#### Material for this task
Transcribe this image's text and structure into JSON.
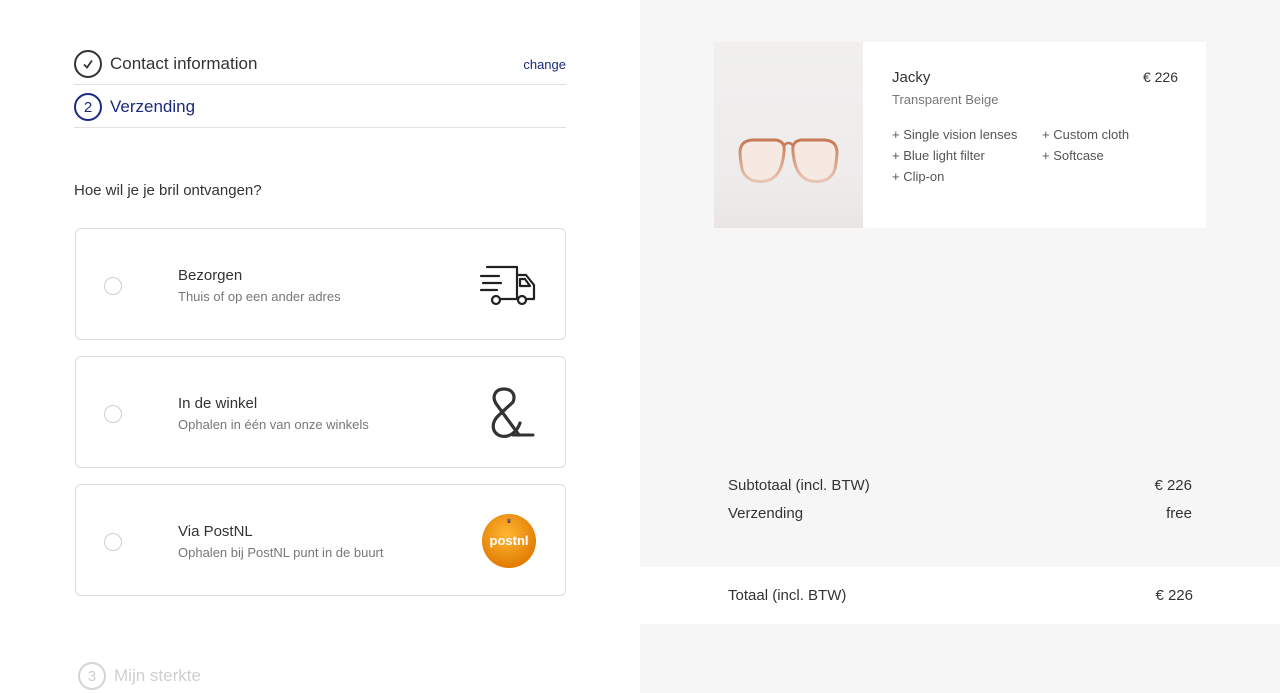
{
  "steps": {
    "contact": {
      "title": "Contact information",
      "change_label": "change"
    },
    "shipping": {
      "number": "2",
      "title": "Verzending"
    },
    "strength": {
      "number": "3",
      "title": "Mijn sterkte"
    }
  },
  "question": "Hoe wil je je bril ontvangen?",
  "options": [
    {
      "title": "Bezorgen",
      "subtitle": "Thuis of op een ander adres",
      "icon": "delivery-truck-icon"
    },
    {
      "title": "In de winkel",
      "subtitle": "Ophalen in één van onze winkels",
      "icon": "ampersand-logo-icon"
    },
    {
      "title": "Via PostNL",
      "subtitle": "Ophalen bij PostNL punt in de buurt",
      "icon": "postnl-logo",
      "logo_text": "postnl"
    }
  ],
  "product": {
    "name": "Jacky",
    "price": "€ 226",
    "variant": "Transparent Beige",
    "extras": [
      "+ Single vision lenses",
      "+ Custom cloth",
      "+ Blue light filter",
      "+ Softcase",
      "+ Clip-on"
    ]
  },
  "summary": {
    "subtotal_label": "Subtotaal (incl. BTW)",
    "subtotal_value": "€ 226",
    "shipping_label": "Verzending",
    "shipping_value": "free",
    "total_label": "Totaal (incl. BTW)",
    "total_value": "€ 226"
  },
  "colors": {
    "accent": "#1a2a7c",
    "postnl_orange": "#f39200",
    "right_bg": "#f6f6f6"
  }
}
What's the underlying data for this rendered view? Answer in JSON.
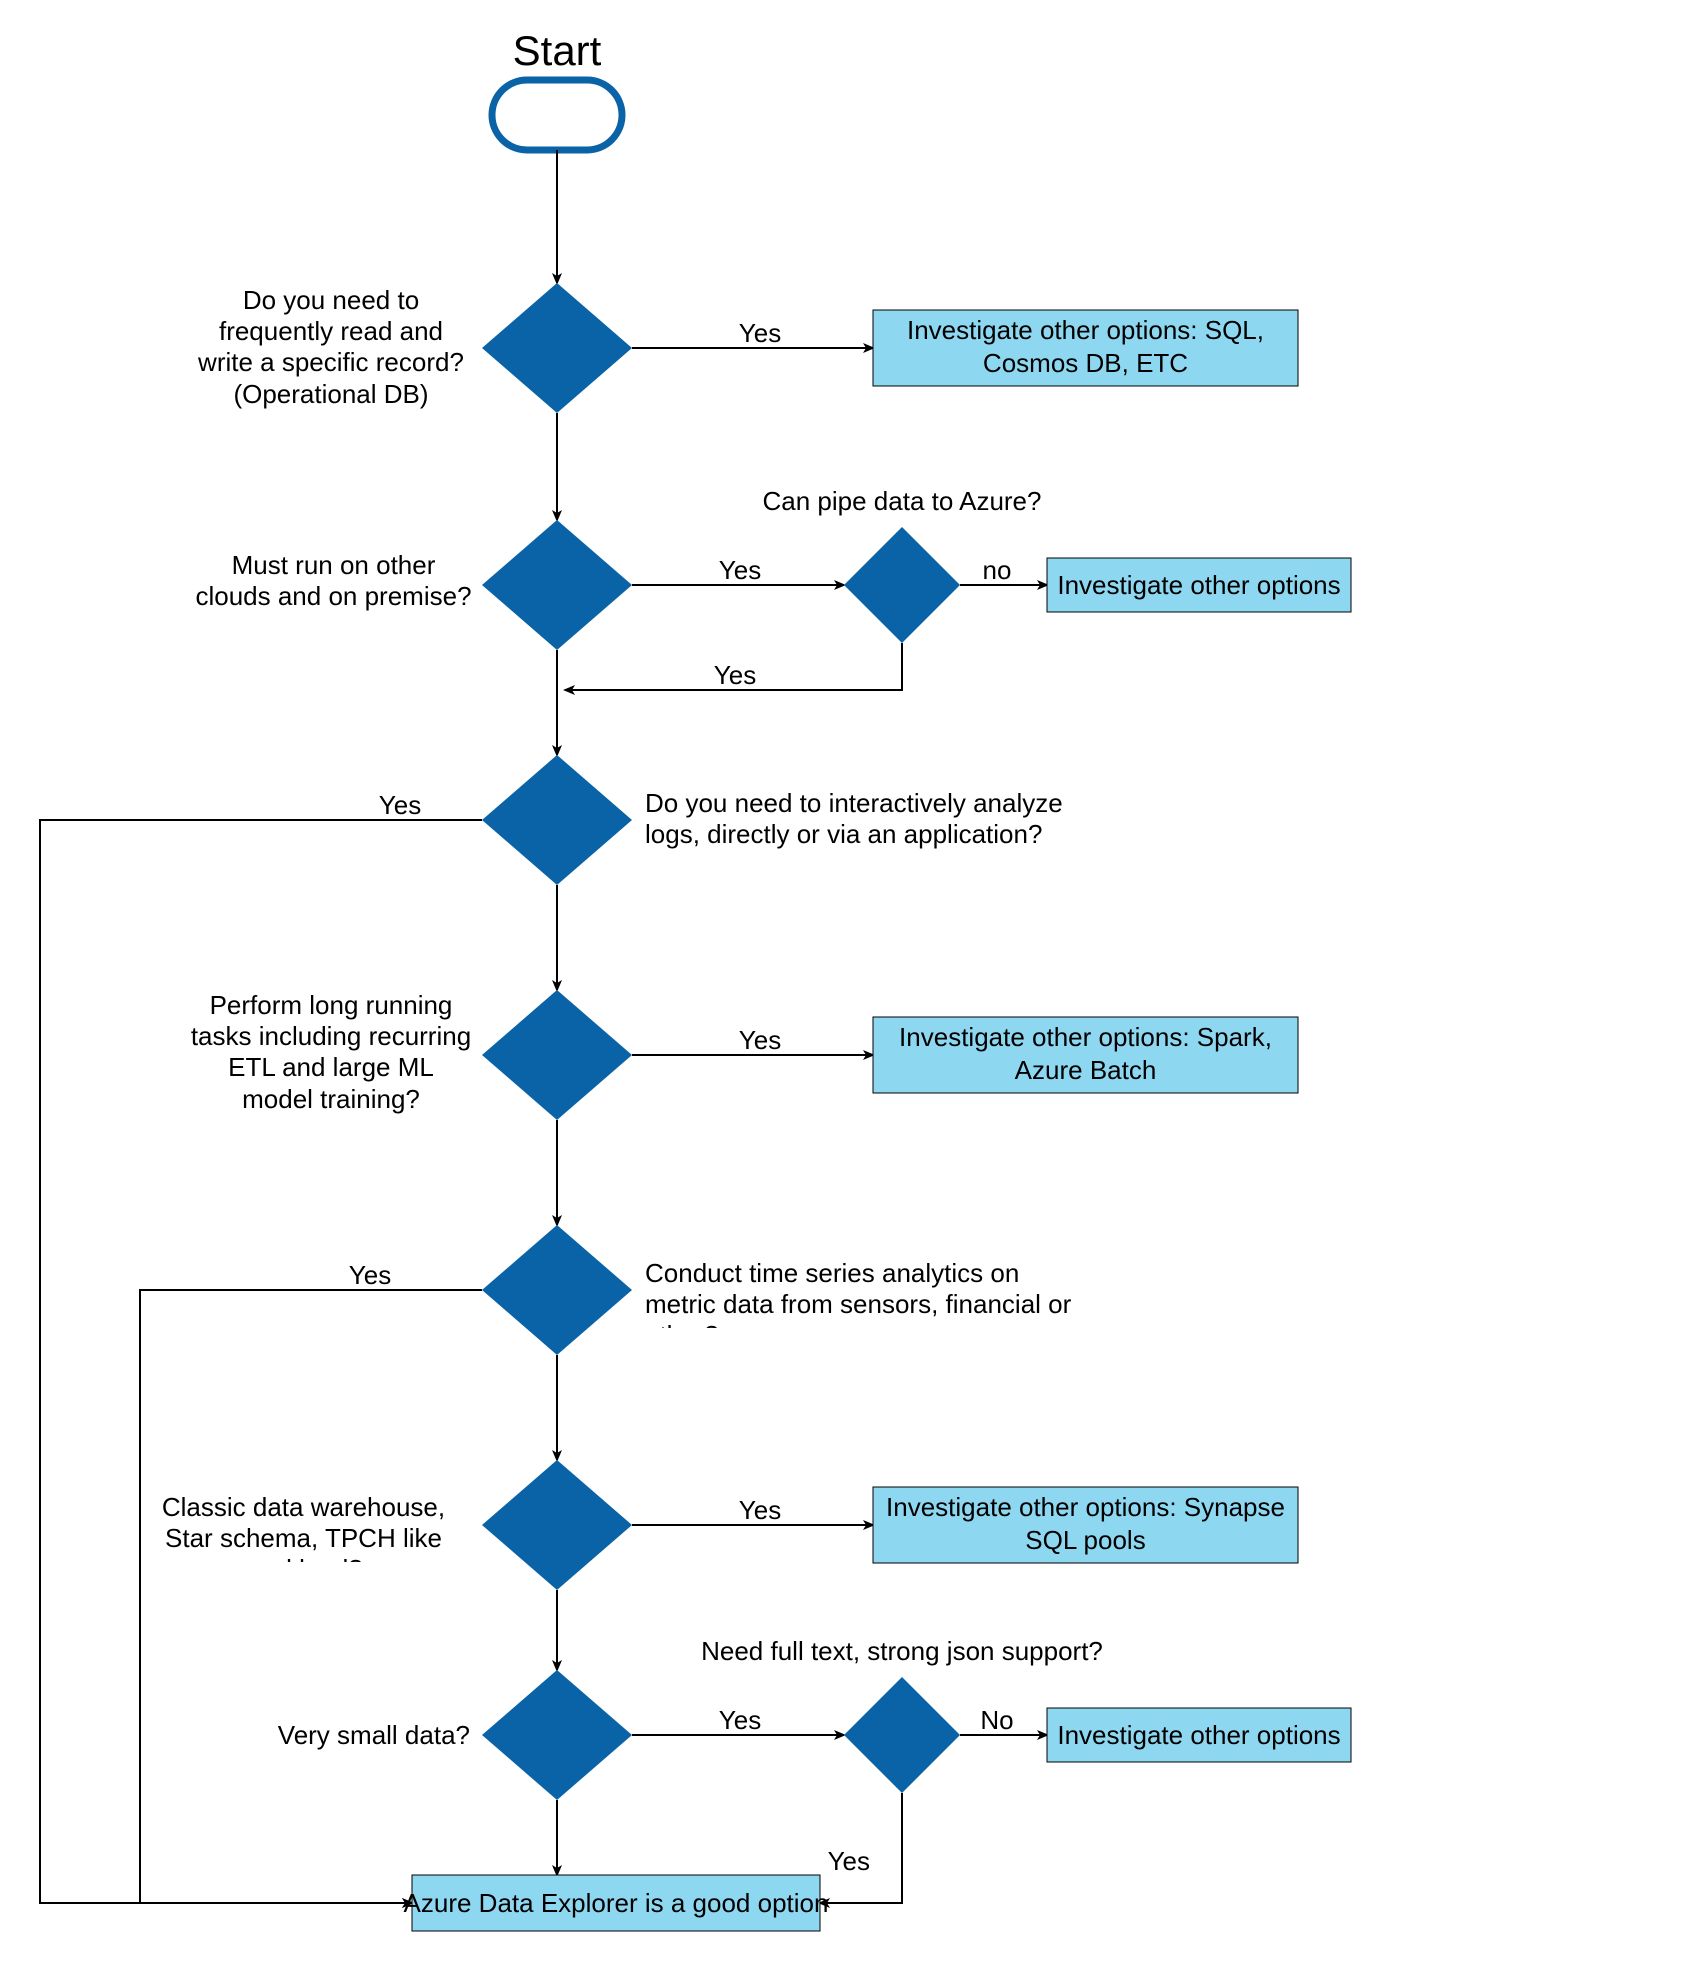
{
  "start": "Start",
  "decisions": {
    "d1_q": "Do you need to frequently read and write a specific record? (Operational DB)",
    "d2_q": "Must run on other clouds and on premise?",
    "d2b_q": "Can pipe data to Azure?",
    "d3_q": "Do you need to interactively analyze logs, directly or via an application?",
    "d4_q": "Perform long running tasks including recurring ETL and large ML model training?",
    "d5_q": "Conduct time series analytics on metric data from sensors, financial or other?",
    "d6_q": "Classic data warehouse, Star schema, TPCH like workload?",
    "d7_q": "Very small data?",
    "d7b_q": "Need full text, strong json support?"
  },
  "processes": {
    "p1": "Investigate other options: SQL, Cosmos DB, ETC",
    "p2": "Investigate other options",
    "p4": "Investigate other options: Spark, Azure Batch",
    "p6": "Investigate other options: Synapse SQL pools",
    "p7": "Investigate other options",
    "final": "Azure Data Explorer is a good option"
  },
  "labels": {
    "yes": "Yes",
    "no": "No",
    "nolc": "no"
  },
  "chart_data": {
    "type": "flowchart",
    "nodes": [
      {
        "id": "start",
        "type": "terminator",
        "label": "Start"
      },
      {
        "id": "d1",
        "type": "decision",
        "label": "Do you need to frequently read and write a specific record? (Operational DB)"
      },
      {
        "id": "p1",
        "type": "process",
        "label": "Investigate other options: SQL, Cosmos DB, ETC"
      },
      {
        "id": "d2",
        "type": "decision",
        "label": "Must run on other clouds and on premise?"
      },
      {
        "id": "d2b",
        "type": "decision",
        "label": "Can pipe data to Azure?"
      },
      {
        "id": "p2",
        "type": "process",
        "label": "Investigate other options"
      },
      {
        "id": "d3",
        "type": "decision",
        "label": "Do you need to interactively analyze logs, directly or via an application?"
      },
      {
        "id": "d4",
        "type": "decision",
        "label": "Perform long running tasks including recurring ETL and large ML model training?"
      },
      {
        "id": "p4",
        "type": "process",
        "label": "Investigate other options: Spark, Azure Batch"
      },
      {
        "id": "d5",
        "type": "decision",
        "label": "Conduct time series analytics on metric data from sensors, financial or other?"
      },
      {
        "id": "d6",
        "type": "decision",
        "label": "Classic data warehouse, Star schema, TPCH like workload?"
      },
      {
        "id": "p6",
        "type": "process",
        "label": "Investigate other options: Synapse SQL pools"
      },
      {
        "id": "d7",
        "type": "decision",
        "label": "Very small data?"
      },
      {
        "id": "d7b",
        "type": "decision",
        "label": "Need full text, strong json support?"
      },
      {
        "id": "p7",
        "type": "process",
        "label": "Investigate other options"
      },
      {
        "id": "final",
        "type": "process",
        "label": "Azure Data Explorer is a good option"
      }
    ],
    "edges": [
      {
        "from": "start",
        "to": "d1"
      },
      {
        "from": "d1",
        "to": "p1",
        "label": "Yes"
      },
      {
        "from": "d1",
        "to": "d2"
      },
      {
        "from": "d2",
        "to": "d2b",
        "label": "Yes"
      },
      {
        "from": "d2b",
        "to": "p2",
        "label": "no"
      },
      {
        "from": "d2b",
        "to": "d3",
        "label": "Yes",
        "route": "back-to-main"
      },
      {
        "from": "d2",
        "to": "d3"
      },
      {
        "from": "d3",
        "to": "final",
        "label": "Yes",
        "route": "left-long"
      },
      {
        "from": "d3",
        "to": "d4"
      },
      {
        "from": "d4",
        "to": "p4",
        "label": "Yes"
      },
      {
        "from": "d4",
        "to": "d5"
      },
      {
        "from": "d5",
        "to": "final",
        "label": "Yes",
        "route": "left-mid"
      },
      {
        "from": "d5",
        "to": "d6"
      },
      {
        "from": "d6",
        "to": "p6",
        "label": "Yes"
      },
      {
        "from": "d6",
        "to": "d7"
      },
      {
        "from": "d7",
        "to": "d7b",
        "label": "Yes"
      },
      {
        "from": "d7b",
        "to": "p7",
        "label": "No"
      },
      {
        "from": "d7b",
        "to": "final",
        "label": "Yes"
      },
      {
        "from": "d7",
        "to": "final"
      }
    ]
  }
}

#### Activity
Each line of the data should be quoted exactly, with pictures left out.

#### Worked solution
Transcribe this image's text and structure into JSON.
{
  "steps": {
    "contact": {
      "title": "Contact information",
      "change_label": "change"
    },
    "shipping": {
      "number": "2",
      "title": "Verzending"
    },
    "strength": {
      "number": "3",
      "title": "Mijn sterkte"
    }
  },
  "question": "Hoe wil je je bril ontvangen?",
  "options": [
    {
      "title": "Bezorgen",
      "subtitle": "Thuis of op een ander adres",
      "icon": "delivery-truck-icon"
    },
    {
      "title": "In de winkel",
      "subtitle": "Ophalen in één van onze winkels",
      "icon": "ampersand-logo-icon"
    },
    {
      "title": "Via PostNL",
      "subtitle": "Ophalen bij PostNL punt in de buurt",
      "icon": "postnl-logo",
      "logo_text": "postnl"
    }
  ],
  "product": {
    "name": "Jacky",
    "price": "€ 226",
    "variant": "Transparent Beige",
    "extras": [
      "+ Single vision lenses",
      "+ Custom cloth",
      "+ Blue light filter",
      "+ Softcase",
      "+ Clip-on"
    ]
  },
  "summary": {
    "subtotal_label": "Subtotaal (incl. BTW)",
    "subtotal_value": "€ 226",
    "shipping_label": "Verzending",
    "shipping_value": "free",
    "total_label": "Totaal (incl. BTW)",
    "total_value": "€ 226"
  },
  "colors": {
    "accent": "#1a2a7c",
    "postnl_orange": "#f39200",
    "right_bg": "#f6f6f6"
  }
}
What's the underlying data for this rendered view? Answer in JSON.
{
  "start": "Start",
  "decisions": {
    "d1_q": "Do you need to frequently read and write a specific record? (Operational DB)",
    "d2_q": "Must run on other clouds and on premise?",
    "d2b_q": "Can pipe data to Azure?",
    "d3_q": "Do you need to interactively analyze logs, directly or via an application?",
    "d4_q": "Perform long running tasks including recurring ETL and large ML model training?",
    "d5_q": "Conduct time series analytics on metric data from sensors, financial or other?",
    "d6_q": "Classic data warehouse, Star schema, TPCH like workload?",
    "d7_q": "Very small data?",
    "d7b_q": "Need full text, strong json support?"
  },
  "processes": {
    "p1": "Investigate other options: SQL, Cosmos DB, ETC",
    "p2": "Investigate other options",
    "p4": "Investigate other options: Spark, Azure Batch",
    "p6": "Investigate other options: Synapse SQL pools",
    "p7": "Investigate other options",
    "final": "Azure Data Explorer is a good option"
  },
  "labels": {
    "yes": "Yes",
    "no": "No",
    "nolc": "no"
  },
  "chart_data": {
    "type": "flowchart",
    "nodes": [
      {
        "id": "start",
        "type": "terminator",
        "label": "Start"
      },
      {
        "id": "d1",
        "type": "decision",
        "label": "Do you need to frequently read and write a specific record? (Operational DB)"
      },
      {
        "id": "p1",
        "type": "process",
        "label": "Investigate other options: SQL, Cosmos DB, ETC"
      },
      {
        "id": "d2",
        "type": "decision",
        "label": "Must run on other clouds and on premise?"
      },
      {
        "id": "d2b",
        "type": "decision",
        "label": "Can pipe data to Azure?"
      },
      {
        "id": "p2",
        "type": "process",
        "label": "Investigate other options"
      },
      {
        "id": "d3",
        "type": "decision",
        "label": "Do you need to interactively analyze logs, directly or via an application?"
      },
      {
        "id": "d4",
        "type": "decision",
        "label": "Perform long running tasks including recurring ETL and large ML model training?"
      },
      {
        "id": "p4",
        "type": "process",
        "label": "Investigate other options: Spark, Azure Batch"
      },
      {
        "id": "d5",
        "type": "decision",
        "label": "Conduct time series analytics on metric data from sensors, financial or other?"
      },
      {
        "id": "d6",
        "type": "decision",
        "label": "Classic data warehouse, Star schema, TPCH like workload?"
      },
      {
        "id": "p6",
        "type": "process",
        "label": "Investigate other options: Synapse SQL pools"
      },
      {
        "id": "d7",
        "type": "decision",
        "label": "Very small data?"
      },
      {
        "id": "d7b",
        "type": "decision",
        "label": "Need full text, strong json support?"
      },
      {
        "id": "p7",
        "type": "process",
        "label": "Investigate other options"
      },
      {
        "id": "final",
        "type": "process",
        "label": "Azure Data Explorer is a good option"
      }
    ],
    "edges": [
      {
        "from": "start",
        "to": "d1"
      },
      {
        "from": "d1",
        "to": "p1",
        "label": "Yes"
      },
      {
        "from": "d1",
        "to": "d2"
      },
      {
        "from": "d2",
        "to": "d2b",
        "label": "Yes"
      },
      {
        "from": "d2b",
        "to": "p2",
        "label": "no"
      },
      {
        "from": "d2b",
        "to": "d3",
        "label": "Yes",
        "route": "back-to-main"
      },
      {
        "from": "d2",
        "to": "d3"
      },
      {
        "from": "d3",
        "to": "final",
        "label": "Yes",
        "route": "left-long"
      },
      {
        "from": "d3",
        "to": "d4"
      },
      {
        "from": "d4",
        "to": "p4",
        "label": "Yes"
      },
      {
        "from": "d4",
        "to": "d5"
      },
      {
        "from": "d5",
        "to": "final",
        "label": "Yes",
        "route": "left-mid"
      },
      {
        "from": "d5",
        "to": "d6"
      },
      {
        "from": "d6",
        "to": "p6",
        "label": "Yes"
      },
      {
        "from": "d6",
        "to": "d7"
      },
      {
        "from": "d7",
        "to": "d7b",
        "label": "Yes"
      },
      {
        "from": "d7b",
        "to": "p7",
        "label": "No"
      },
      {
        "from": "d7b",
        "to": "final",
        "label": "Yes"
      },
      {
        "from": "d7",
        "to": "final"
      }
    ]
  }
}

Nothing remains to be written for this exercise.